I think these are some of the most beautiful words in Scripture. God’s people have continually turned away from the Lord (Hosea 11:7), and yet His heart moves toward them in compassion. Hosea tells us that Yahweh leads His people with cords of kindness:

Yet it was I who taught Ephraim to walk; I took them up by their arms, but they did not know that I healed them. I led them with cords of kindness, with the bands of love, and I became to them as one who eases the yoke on their jaws, and I bent down to them and fed them. Hosea 11:3-4

Puritan Walter Marshall said, “God does not drive you along with whips and terrors, or by the rod of the schoolmaster, the law. Rather, he leads you and draws you to walk in his ways by pleasant attractions (Hosea 11:3-4). The love of Christ…is the greatest and most pleasant attraction to encourage you to godly living (2 Cor. 5:15; Rom. 12:1).” (The Gospel Mystery of Sanctification, p. 236)

And that is exactly what is happening here. Yahweh is revealing His heart for His rebellious children so as to allure them to love Him. His heart “recoils” within in Him when His people walk away from Him. This Hebrew word (hapak) is the same word that was used to describe Yahweh “overthrowing” Sodom and Gomorrah. Interestingly, Hosea mentions 2 suburbs of Sodom and Gomorrah here: Admah and Zeboiim. I assume he does this to startle God’s people. Perhaps they thought, “Admah and Zeboiim. Where’s that again? Oh, yeah. They were suburbs of Sodom and Gomorrah, which Yahweh overthrew.” 

When we run away from Jesus, His heart is overthrown with compassion and He moves out in tenderness toward us. Yes, He disciplines us (Hebrews 12:5-11), but His knee-jerk reaction is one of kindness. After all, what leads us to repentance? The law? The whips, terrors, and threats of the law? No! His kindness leads us to repentance (Romans 2:4).

And we see His kindness here in Hosea 11 because when we run away after other lovers, Yahweh’s compassion grows warm and tender. The Hebrew word for “warm” (kamar) is used of an oven heating up (Lamentation 5:10) and also when Joseph saw his brother Benjamin for the first time after all those years (Genesis 43:30). God’s anger does not flare up when we sin, rather His compassion does! His heart heats up like an oven, not with anger, but with compassion! This is why grace is amazing.

And that amazing grace should make you want to live for Him and His glory. That’s what His kindness is designed to do. As Charles Spurgeon said-

“While I regarded God as a tyrant I thought my sin a trifle; but when I knew Him to be my Father, then I mourned that I could ever have kicked against Him. When I thought God was hard, I found it easy to sin; but when I found God so kind, so good, so overflowing with compassion, I smote upon my breast to think that I could ever have rebelled against One who loved me so, and sought my good.”

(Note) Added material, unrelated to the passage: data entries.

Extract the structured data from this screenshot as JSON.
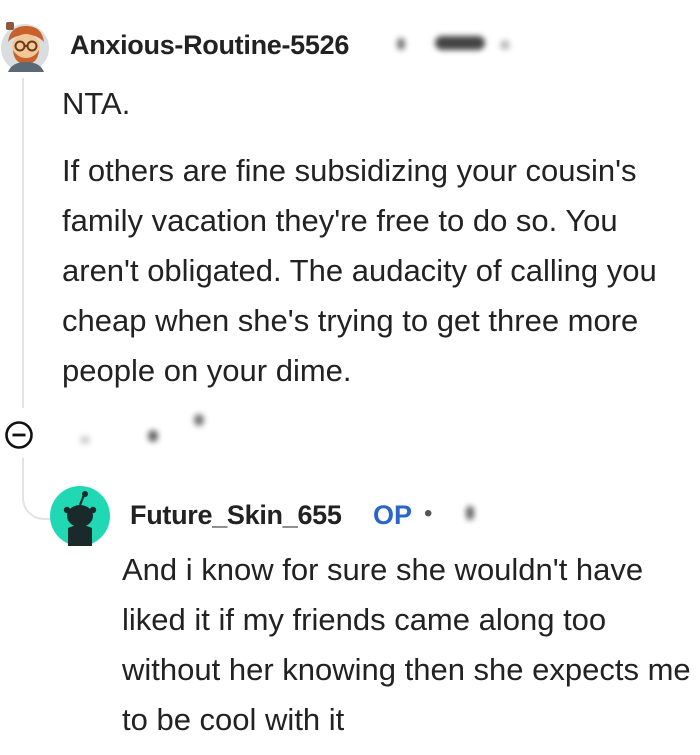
{
  "comment": {
    "username": "Anxious-Routine-5526",
    "verdict": "NTA.",
    "body": "If others are fine subsidizing your cousin's family vacation they're free to do so. You aren't obligated. The audacity of calling you cheap when she's trying to get three more people on your dime.",
    "avatar_icon": "cartoon-avatar-icon",
    "collapse_icon": "minus-circle-icon"
  },
  "reply": {
    "username": "Future_Skin_655",
    "op_label": "OP",
    "separator": "•",
    "body": "And i know for sure she wouldn't have liked it if my friends came along too without her knowing then she expects me to be cool with it",
    "avatar_icon": "snoo-avatar-icon"
  },
  "colors": {
    "op_blue": "#2a66c9",
    "reply_avatar_bg": "#20d9b4",
    "thread_line": "#e3e3e3"
  }
}
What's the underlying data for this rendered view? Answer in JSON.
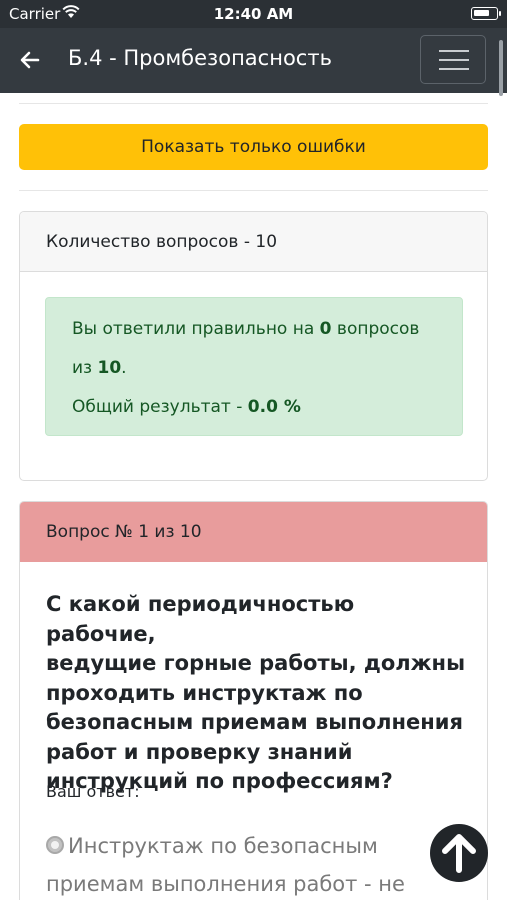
{
  "status_bar": {
    "carrier": "Carrier",
    "time": "12:40 AM"
  },
  "navbar": {
    "title": "Б.4 - Промбезопасность",
    "back_icon": "arrow-left-icon",
    "menu_icon": "hamburger-icon"
  },
  "filter_button": {
    "label": "Показать только ошибки",
    "color": "#ffc107"
  },
  "summary": {
    "header": "Количество вопросов - 10",
    "line1_prefix": "Вы ответили правильно на ",
    "correct": "0",
    "line1_suffix": " вопросов",
    "line2_prefix": "из ",
    "total": "10",
    "line2_suffix": ".",
    "line3_prefix": "Общий результат - ",
    "result": "0.0 %",
    "alert_color": "#d4edda"
  },
  "question": {
    "header": "Вопрос № 1 из 10",
    "header_color": "#e89c9c",
    "lines": [
      "С какой периодичностью рабочие,",
      "ведущие горные работы, должны",
      "проходить инструктаж по",
      "безопасным приемам выполнения",
      "работ и проверку знаний",
      "инструкций по профессиям?"
    ],
    "answer_label": "Ваш ответ:",
    "option_line1": "Инструктаж по безопасным",
    "option_line2": "приемам выполнения работ - не"
  },
  "scroll_top_icon": "arrow-up-icon"
}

May the warm and tender heart of Jesus warm your heart for Him today.

– Benji